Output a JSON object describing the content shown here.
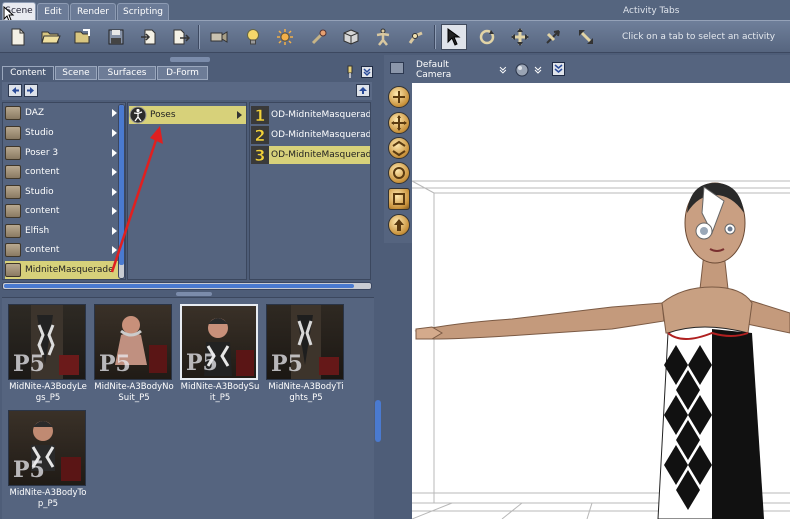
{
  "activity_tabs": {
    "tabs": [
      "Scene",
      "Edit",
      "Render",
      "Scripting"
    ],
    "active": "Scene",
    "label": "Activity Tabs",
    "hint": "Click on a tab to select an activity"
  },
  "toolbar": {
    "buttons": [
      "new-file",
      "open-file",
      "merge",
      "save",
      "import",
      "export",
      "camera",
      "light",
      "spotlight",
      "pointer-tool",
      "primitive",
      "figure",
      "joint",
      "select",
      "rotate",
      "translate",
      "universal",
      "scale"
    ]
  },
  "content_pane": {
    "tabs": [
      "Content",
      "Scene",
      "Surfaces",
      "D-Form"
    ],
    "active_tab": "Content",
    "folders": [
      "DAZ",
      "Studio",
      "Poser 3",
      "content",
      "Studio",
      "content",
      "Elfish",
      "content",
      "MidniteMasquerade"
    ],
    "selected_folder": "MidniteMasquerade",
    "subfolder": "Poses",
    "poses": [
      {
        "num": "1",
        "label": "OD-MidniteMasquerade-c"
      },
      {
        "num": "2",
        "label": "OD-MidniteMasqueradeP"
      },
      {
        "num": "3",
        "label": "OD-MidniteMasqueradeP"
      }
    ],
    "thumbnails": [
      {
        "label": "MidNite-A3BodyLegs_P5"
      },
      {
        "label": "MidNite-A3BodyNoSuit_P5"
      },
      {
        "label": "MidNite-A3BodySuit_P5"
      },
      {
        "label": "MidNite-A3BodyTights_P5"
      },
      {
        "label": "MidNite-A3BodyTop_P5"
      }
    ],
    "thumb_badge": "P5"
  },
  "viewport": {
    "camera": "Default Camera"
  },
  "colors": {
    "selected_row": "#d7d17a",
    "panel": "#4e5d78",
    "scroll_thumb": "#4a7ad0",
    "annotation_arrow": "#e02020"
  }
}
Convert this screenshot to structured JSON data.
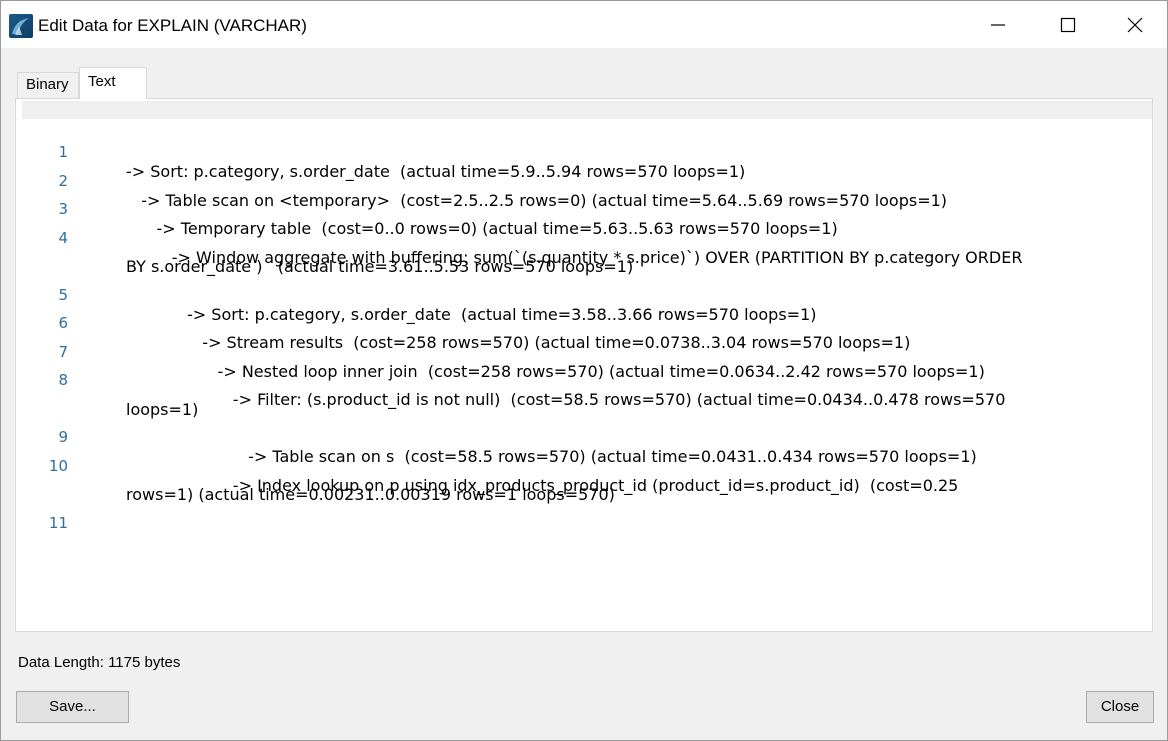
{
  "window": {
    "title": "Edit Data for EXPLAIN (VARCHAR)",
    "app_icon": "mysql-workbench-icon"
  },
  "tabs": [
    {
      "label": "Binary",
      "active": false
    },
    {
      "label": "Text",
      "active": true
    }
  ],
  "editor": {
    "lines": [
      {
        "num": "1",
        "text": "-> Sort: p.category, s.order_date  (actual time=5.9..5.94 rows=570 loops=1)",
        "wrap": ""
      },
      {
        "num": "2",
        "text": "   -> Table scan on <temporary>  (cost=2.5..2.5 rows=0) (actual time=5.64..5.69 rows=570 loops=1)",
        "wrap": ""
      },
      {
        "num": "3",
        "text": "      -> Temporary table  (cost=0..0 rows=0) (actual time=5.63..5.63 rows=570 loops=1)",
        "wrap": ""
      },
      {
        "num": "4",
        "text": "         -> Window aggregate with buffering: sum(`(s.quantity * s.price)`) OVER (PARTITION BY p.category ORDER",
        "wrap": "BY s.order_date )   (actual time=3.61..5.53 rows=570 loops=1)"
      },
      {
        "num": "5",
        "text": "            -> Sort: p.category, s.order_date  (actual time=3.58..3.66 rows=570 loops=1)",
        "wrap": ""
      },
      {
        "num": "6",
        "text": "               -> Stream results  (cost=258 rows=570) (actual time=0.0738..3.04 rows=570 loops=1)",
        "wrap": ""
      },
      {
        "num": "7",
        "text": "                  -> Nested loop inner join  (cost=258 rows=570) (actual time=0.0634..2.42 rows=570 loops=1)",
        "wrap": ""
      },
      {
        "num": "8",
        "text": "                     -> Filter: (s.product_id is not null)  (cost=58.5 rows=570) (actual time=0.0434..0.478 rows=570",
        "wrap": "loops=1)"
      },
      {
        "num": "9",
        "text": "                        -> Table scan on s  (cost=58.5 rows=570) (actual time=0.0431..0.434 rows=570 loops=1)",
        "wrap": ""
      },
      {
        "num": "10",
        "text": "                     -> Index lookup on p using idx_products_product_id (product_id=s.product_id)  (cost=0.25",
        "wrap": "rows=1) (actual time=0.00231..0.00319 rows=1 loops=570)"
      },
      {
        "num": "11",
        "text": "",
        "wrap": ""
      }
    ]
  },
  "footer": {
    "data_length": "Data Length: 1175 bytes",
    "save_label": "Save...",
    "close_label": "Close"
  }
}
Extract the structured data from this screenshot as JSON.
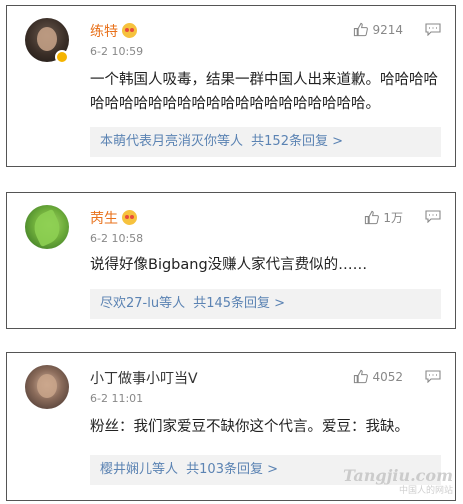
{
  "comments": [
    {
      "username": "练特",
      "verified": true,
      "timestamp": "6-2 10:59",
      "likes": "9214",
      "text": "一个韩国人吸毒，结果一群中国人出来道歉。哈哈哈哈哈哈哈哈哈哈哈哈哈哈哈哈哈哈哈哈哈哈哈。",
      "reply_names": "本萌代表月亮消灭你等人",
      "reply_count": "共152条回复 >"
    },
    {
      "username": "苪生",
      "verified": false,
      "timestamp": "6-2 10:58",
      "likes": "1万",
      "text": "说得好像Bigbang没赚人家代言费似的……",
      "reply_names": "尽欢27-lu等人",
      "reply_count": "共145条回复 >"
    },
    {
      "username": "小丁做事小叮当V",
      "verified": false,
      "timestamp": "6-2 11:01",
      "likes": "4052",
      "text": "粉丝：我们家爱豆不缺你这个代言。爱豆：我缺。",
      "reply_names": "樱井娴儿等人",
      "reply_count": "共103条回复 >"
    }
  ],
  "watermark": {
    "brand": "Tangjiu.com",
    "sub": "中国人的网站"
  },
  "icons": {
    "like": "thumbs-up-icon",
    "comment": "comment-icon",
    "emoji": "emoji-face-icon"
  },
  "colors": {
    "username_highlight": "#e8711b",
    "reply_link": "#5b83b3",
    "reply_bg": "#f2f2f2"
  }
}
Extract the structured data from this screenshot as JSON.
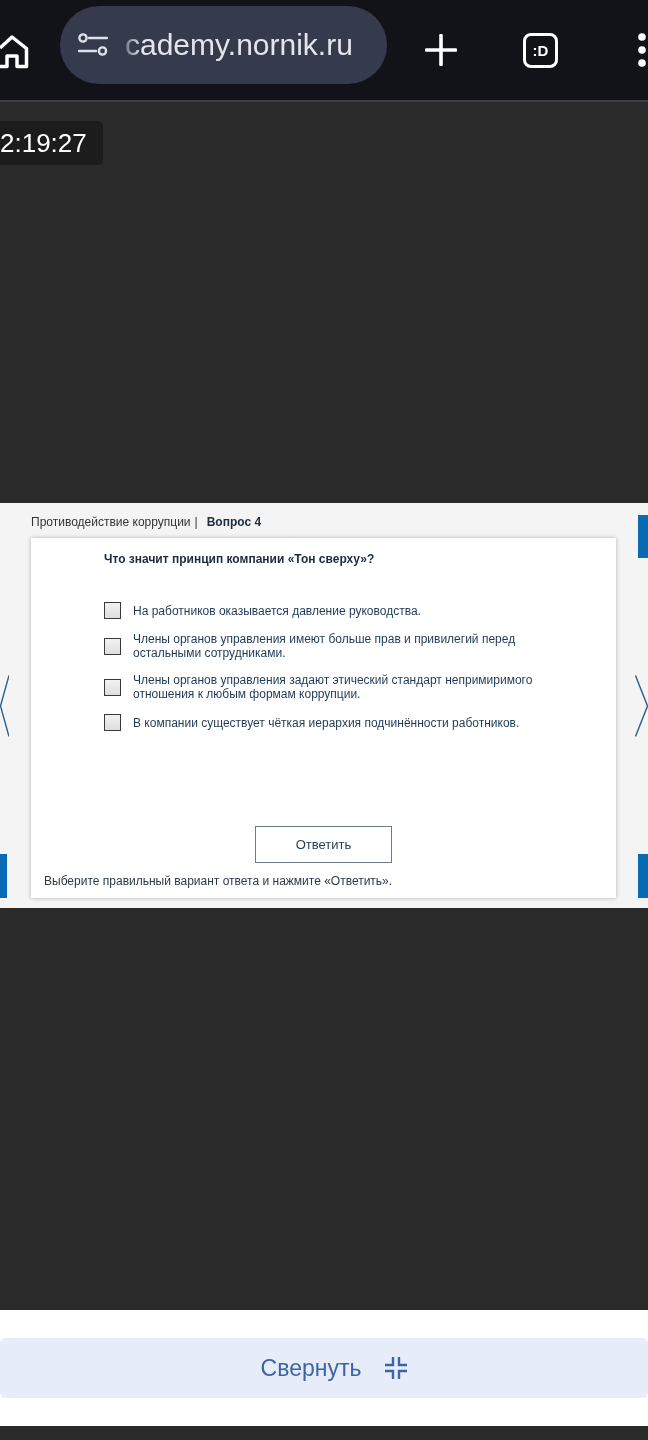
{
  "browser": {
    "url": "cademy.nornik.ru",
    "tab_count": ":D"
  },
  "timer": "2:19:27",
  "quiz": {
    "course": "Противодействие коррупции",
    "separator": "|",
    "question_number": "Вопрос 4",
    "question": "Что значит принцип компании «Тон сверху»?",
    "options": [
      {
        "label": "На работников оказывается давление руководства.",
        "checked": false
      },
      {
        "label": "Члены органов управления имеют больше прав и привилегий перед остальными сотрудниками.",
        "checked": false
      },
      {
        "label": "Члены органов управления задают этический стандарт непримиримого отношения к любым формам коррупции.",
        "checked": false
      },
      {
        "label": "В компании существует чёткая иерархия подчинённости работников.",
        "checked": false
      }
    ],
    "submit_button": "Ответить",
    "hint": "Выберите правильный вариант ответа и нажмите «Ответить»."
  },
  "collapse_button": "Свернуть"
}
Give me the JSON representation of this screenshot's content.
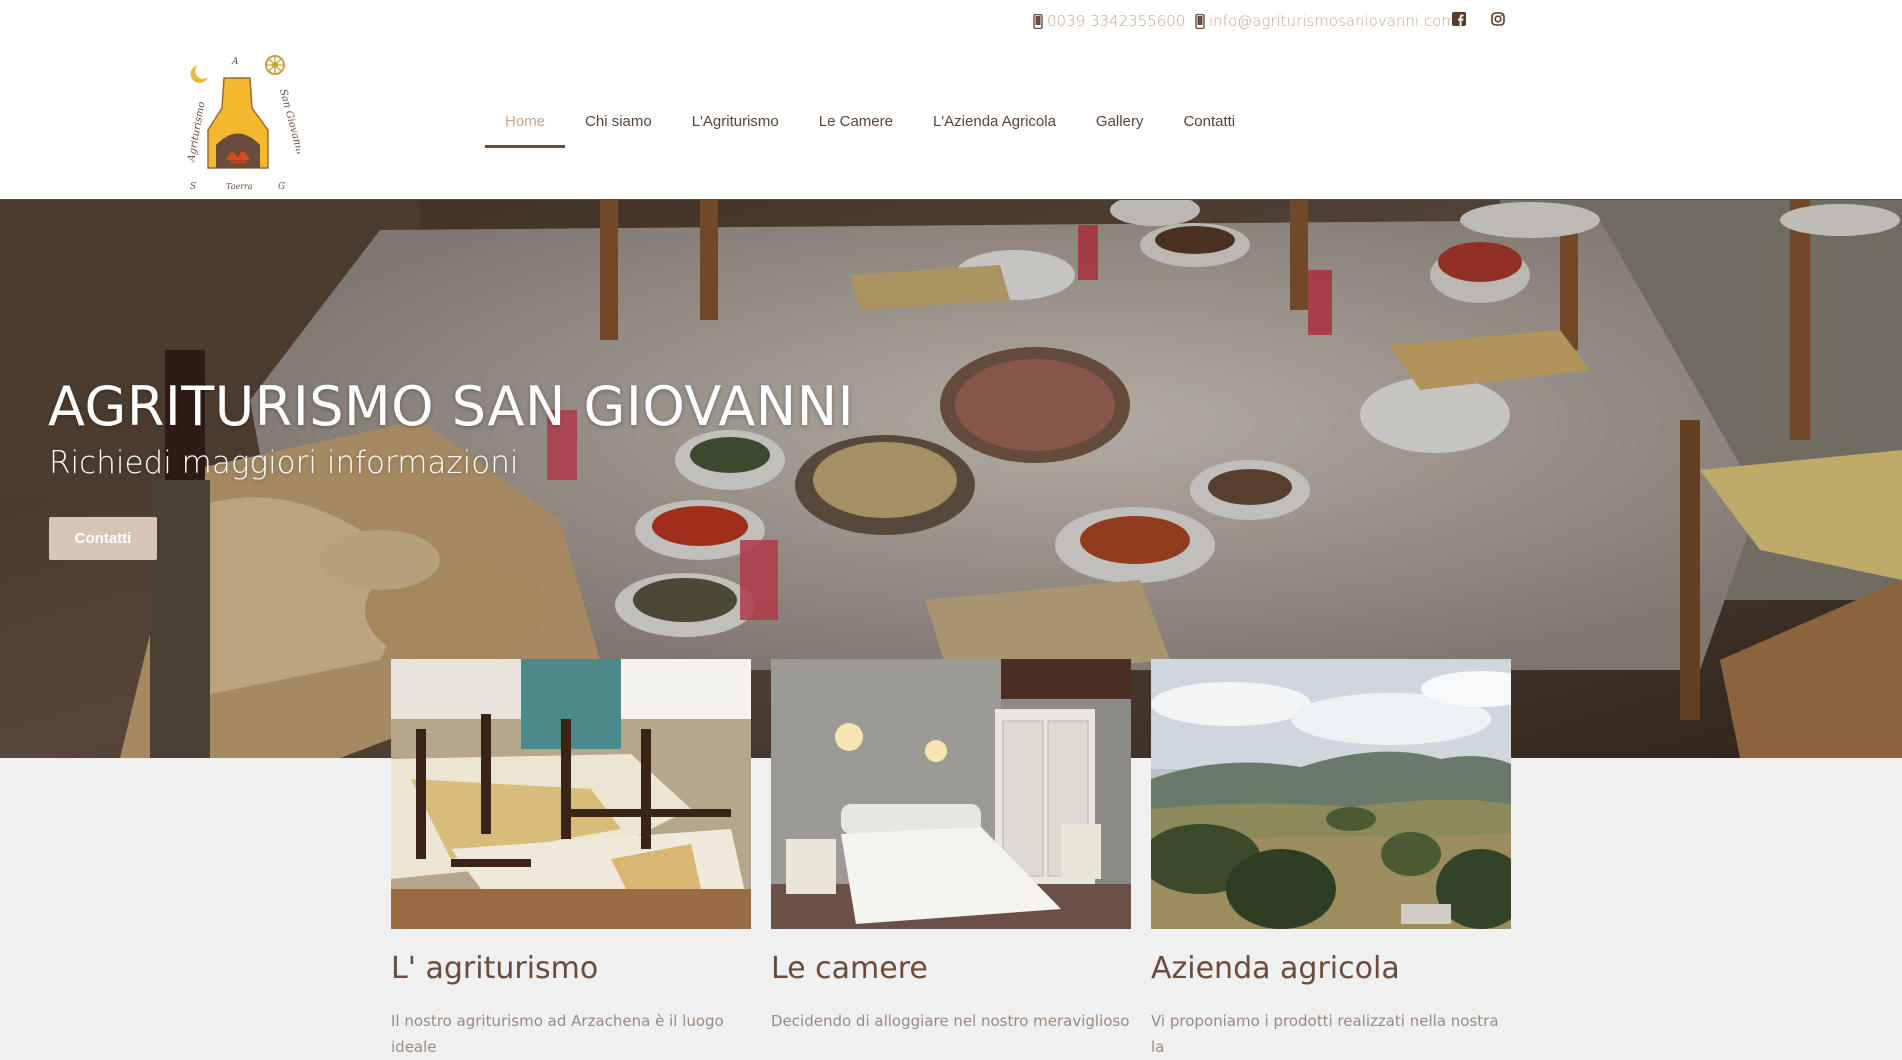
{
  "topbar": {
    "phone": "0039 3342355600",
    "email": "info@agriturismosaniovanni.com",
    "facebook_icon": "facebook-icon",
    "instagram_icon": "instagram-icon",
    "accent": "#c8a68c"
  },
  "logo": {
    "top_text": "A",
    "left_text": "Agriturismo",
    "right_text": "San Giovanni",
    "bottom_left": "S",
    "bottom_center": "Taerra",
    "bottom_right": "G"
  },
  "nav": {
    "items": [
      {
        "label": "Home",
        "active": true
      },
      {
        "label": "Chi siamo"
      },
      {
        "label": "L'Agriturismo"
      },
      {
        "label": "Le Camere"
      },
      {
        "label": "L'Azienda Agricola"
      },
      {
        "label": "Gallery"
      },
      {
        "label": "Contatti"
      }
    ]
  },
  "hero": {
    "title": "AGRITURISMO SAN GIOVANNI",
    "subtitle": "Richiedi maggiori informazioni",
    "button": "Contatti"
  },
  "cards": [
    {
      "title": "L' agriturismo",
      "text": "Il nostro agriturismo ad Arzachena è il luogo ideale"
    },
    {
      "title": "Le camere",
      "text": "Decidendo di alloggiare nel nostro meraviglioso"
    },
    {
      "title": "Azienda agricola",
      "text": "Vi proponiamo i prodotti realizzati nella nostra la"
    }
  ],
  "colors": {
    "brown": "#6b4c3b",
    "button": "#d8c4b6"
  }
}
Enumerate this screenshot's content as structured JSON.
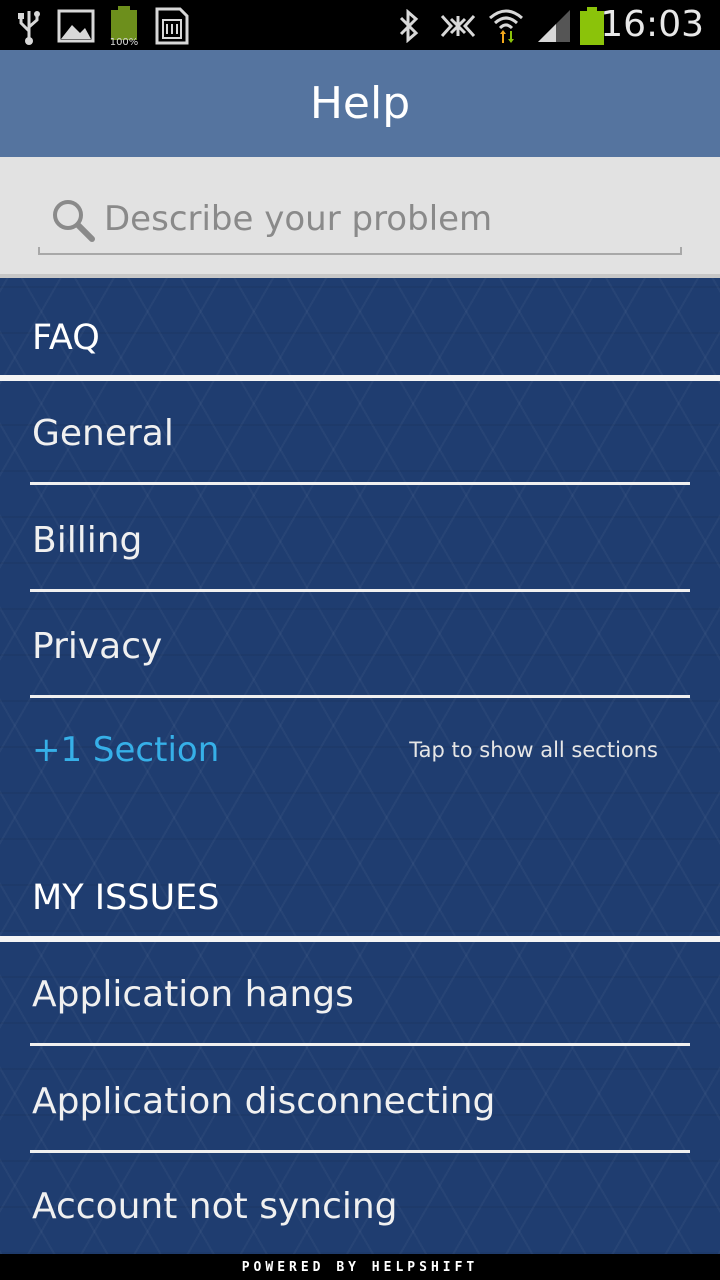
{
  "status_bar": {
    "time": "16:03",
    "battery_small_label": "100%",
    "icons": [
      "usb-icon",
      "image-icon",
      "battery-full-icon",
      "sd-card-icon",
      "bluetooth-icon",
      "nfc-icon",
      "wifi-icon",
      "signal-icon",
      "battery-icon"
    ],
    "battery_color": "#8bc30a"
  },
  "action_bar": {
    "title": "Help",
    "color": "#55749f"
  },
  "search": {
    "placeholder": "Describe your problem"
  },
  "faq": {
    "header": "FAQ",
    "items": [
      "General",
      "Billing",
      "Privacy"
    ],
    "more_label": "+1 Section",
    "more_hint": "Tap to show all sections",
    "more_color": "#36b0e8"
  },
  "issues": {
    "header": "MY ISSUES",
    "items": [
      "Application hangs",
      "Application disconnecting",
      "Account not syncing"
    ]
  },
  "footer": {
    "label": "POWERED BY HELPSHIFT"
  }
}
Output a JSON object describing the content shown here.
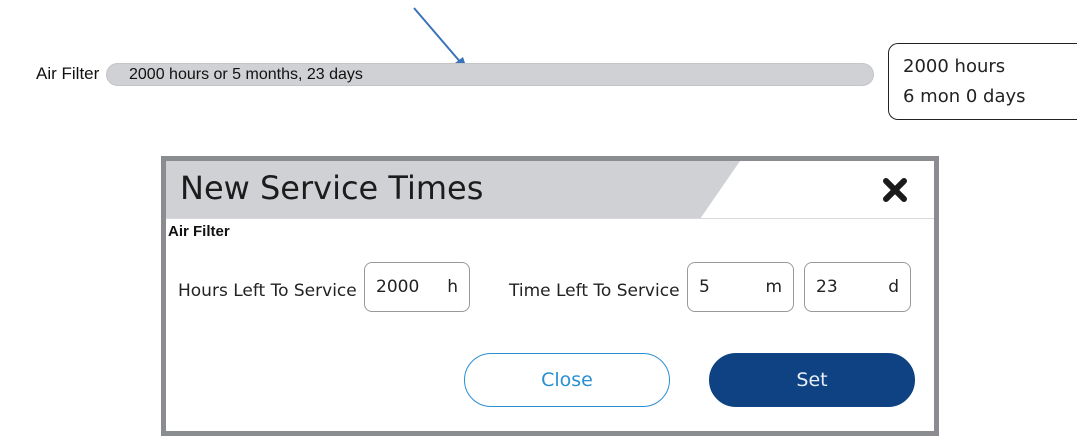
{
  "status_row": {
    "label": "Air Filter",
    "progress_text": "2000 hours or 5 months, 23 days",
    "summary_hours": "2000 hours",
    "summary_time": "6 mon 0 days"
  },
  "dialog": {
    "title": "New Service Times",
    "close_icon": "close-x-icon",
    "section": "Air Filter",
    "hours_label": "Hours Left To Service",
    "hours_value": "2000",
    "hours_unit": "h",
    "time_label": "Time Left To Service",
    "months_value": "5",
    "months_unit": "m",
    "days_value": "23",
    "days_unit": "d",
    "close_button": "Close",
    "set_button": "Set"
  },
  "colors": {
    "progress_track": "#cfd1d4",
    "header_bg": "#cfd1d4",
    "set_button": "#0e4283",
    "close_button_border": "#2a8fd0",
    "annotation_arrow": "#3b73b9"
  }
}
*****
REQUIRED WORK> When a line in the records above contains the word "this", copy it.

WRITTEN ANSWER>
Convert this screenshot to structured JSON data.
Extract the structured data from this screenshot as JSON.
Extract the structured data from this screenshot as JSON.
Give me the JSON representation of this screenshot's content.
Enumerate this screenshot's content as structured JSON.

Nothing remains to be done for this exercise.